thomas jefferson followed this by promising "peace, commerce, and honest friendship with all nations, entangling alliances with none."

let's now take a look at NATO: it has joint force command headquarters in Brunssum (Holland), Naples and Lisbon, rapid deployable corps in turkey, italy, germany and spain and standing naval forces in the mediterranean, atlantic and english channel... not to mention an electronic warfare advisory committee and its own defense college.

what's the purpose of all this structure? in case of an "armed attack against one or more of them in Europe or North America ... each of them .. will assist the Party or Parties so attacked by taking forthwith, individually and in concert with the other Parties, such action as it deems necessary, including the use of armed force." (italics added.)

in other words, it's an organization designed for war. because of its joint-defence structure, anyone attacking one country is like declaring war on all of them.

NATO is a giant web with the potential to draw the US nuclear arsenal into WWIII. while this was needed to prevent a soviet conquest of war-torn europe in 1949, its useful lifespan has passed. most sane people would seek to limit, or even disband, such a potentially dangerous entity. instead, our state department is seeking to englarge it.

it's time Americans ask "what does NATO do for me?" how does it make my life or family safer? it's time to ask whether NATO has become, in fact, the very thing Jefferson and Washington both warned against.

their wisdom, restraint and character gave us our freedom and prosperity. what happens to us if we ignore their lessons now?

1 comment:

Clown George said...

their wisdom, restraint and character gave us our freedom and prosperity. what happens to us if we ignore their lessons now?

Now?
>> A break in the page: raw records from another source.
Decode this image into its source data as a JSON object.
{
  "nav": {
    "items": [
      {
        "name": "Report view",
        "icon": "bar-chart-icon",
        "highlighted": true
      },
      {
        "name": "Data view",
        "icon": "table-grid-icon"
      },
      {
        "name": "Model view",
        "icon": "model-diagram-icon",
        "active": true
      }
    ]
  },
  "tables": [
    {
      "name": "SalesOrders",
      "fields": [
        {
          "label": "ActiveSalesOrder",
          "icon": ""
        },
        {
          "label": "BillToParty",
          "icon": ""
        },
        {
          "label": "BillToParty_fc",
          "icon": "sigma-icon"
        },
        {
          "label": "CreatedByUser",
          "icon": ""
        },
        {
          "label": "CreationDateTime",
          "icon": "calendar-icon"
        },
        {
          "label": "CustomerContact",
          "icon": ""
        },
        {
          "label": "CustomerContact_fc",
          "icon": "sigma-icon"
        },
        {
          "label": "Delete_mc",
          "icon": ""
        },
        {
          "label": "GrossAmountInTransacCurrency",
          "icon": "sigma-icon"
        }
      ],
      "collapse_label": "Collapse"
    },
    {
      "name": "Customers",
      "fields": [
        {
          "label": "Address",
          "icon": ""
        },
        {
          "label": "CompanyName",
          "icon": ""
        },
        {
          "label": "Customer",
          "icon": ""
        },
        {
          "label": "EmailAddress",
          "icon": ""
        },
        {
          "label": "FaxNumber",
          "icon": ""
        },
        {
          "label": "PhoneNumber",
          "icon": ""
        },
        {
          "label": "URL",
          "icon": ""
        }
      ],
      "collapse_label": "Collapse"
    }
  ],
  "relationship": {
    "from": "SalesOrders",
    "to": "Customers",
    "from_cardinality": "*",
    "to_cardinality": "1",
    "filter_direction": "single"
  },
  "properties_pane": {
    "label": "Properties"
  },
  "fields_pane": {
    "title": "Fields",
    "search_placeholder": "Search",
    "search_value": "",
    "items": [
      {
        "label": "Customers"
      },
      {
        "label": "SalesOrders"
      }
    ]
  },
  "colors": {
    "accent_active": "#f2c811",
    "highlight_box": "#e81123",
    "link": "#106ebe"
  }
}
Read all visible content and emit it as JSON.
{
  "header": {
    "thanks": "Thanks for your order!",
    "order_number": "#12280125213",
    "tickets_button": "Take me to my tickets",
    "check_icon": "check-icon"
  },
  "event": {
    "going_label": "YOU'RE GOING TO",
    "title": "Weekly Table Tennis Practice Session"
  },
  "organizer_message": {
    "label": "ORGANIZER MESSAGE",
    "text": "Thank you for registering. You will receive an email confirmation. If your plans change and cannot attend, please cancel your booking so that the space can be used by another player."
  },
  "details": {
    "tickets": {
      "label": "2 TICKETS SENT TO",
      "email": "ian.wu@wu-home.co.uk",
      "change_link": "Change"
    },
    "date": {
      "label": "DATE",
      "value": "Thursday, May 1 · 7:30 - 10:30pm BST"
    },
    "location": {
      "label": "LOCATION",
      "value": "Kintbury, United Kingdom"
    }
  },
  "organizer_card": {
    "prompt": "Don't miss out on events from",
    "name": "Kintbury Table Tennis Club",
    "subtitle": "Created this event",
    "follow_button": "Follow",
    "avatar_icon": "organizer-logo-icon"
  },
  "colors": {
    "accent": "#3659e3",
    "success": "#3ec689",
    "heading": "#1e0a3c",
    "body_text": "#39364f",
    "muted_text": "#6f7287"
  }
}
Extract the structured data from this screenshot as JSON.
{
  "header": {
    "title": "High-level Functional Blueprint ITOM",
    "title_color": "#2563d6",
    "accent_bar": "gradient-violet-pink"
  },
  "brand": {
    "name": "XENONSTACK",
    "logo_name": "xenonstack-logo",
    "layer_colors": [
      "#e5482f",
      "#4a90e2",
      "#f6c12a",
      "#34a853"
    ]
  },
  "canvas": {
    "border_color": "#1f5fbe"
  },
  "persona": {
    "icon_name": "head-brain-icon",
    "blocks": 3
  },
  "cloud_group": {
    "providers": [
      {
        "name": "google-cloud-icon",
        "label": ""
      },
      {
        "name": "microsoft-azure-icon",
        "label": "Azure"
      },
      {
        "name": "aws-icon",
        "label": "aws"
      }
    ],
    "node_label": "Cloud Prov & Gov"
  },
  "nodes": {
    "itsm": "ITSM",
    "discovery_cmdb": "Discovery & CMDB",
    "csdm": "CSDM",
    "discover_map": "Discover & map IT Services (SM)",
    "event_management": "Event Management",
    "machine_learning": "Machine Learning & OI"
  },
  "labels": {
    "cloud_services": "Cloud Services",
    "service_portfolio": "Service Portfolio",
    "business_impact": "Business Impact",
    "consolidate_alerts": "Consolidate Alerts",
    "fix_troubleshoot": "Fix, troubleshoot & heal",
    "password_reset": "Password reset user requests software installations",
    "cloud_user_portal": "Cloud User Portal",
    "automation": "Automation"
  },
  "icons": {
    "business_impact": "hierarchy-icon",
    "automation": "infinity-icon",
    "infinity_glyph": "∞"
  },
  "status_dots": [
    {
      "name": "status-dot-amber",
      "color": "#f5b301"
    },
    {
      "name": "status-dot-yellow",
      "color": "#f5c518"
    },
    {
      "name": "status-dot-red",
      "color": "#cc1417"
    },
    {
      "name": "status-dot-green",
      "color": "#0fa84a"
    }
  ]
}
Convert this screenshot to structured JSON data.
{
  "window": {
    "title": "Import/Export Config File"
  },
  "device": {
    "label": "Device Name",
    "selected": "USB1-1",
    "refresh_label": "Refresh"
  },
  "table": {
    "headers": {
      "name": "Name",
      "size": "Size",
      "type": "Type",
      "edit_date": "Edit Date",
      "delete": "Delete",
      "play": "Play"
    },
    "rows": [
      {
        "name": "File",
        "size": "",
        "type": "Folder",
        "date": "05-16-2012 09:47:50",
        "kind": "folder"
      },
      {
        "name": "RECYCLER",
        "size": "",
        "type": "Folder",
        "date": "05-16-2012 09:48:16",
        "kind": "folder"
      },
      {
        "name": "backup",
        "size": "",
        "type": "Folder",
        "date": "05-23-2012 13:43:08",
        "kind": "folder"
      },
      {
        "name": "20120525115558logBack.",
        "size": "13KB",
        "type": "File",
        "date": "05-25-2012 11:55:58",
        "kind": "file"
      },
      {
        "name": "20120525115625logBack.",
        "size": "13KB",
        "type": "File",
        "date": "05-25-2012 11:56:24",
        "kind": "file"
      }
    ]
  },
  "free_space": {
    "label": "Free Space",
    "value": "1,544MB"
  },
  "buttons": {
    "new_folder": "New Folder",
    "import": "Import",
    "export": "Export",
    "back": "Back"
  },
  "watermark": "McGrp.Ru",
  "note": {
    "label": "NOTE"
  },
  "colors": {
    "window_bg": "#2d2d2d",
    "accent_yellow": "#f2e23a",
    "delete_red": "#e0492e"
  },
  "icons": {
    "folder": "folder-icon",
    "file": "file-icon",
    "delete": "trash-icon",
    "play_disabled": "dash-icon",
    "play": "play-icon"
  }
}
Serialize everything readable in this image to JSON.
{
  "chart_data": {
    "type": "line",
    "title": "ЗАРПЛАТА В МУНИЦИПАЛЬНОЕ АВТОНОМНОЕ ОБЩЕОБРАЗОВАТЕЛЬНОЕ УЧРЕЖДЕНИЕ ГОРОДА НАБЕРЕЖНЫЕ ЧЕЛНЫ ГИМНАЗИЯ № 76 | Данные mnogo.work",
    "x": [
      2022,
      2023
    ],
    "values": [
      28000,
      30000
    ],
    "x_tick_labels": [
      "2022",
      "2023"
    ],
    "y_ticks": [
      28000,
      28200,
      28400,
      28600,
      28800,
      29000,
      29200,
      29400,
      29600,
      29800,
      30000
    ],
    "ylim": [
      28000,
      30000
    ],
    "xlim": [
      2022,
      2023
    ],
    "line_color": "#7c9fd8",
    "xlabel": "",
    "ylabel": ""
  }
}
In the 20th century, Lenin, Stalin, Hitler, Mao and other assorted commie/fascist thugs made clear the true nature of totalitarian socialism -- that it's an inherently oppressive and murderous ideology.
The United States, by sticking with at least the fundamentals of the founders' wisdom and restraint at home, was thus comparatively the good guy in terms of the way its own people were treated. As nasty as the U.S. gov't was to various different Americans last century, it didn't shove people into gas chambers, send them to gulags, or deliberately starve millions of them to death. The virtues of even seriously restrained capitalism and freedom eventually became obvious in light of the charnel houses that hardcore collectivism made out of the countries where it was imposed.
Unfortunately, while the totalitarian nations were busy setting records for the mass-murder of their own people, the record for the slaughter of foreigners was set by the good old USA, generally in the name of "freedom," "human rights," etc ...
Who are the imperialists? Good question.
Anyway, to be clear, I totally agree with what you've said here.
We won the damn cold war, but we're still living in the same mindset. And despite our being on the right ideological side in that conflict, that mindset was never anything particularly virtuous -- it mostly violated the founders' principles and made us become more like our enemies. The (as you point out, generally incompetent) federal gov't became an increasingly centralized authority, and created a vast military-industrial complex, a permanent marriage of big business and big-government that is completely divorced from the average person and his family's best interests. I know "military-industrial complex" is a favorite term for lefties, but it was Eisenhower (hardly a pinko, unless you're Robert Welch) who coined it. And it's appropriate, far as I'm concerned. The left is right about a lot of problems with this country. They're just confused about the nature of those problems, and cling to a lot of the same flawed ideas that have gotten us to where we are in the first place.

I think.

Sorry for the rambling post, just ranting a bit.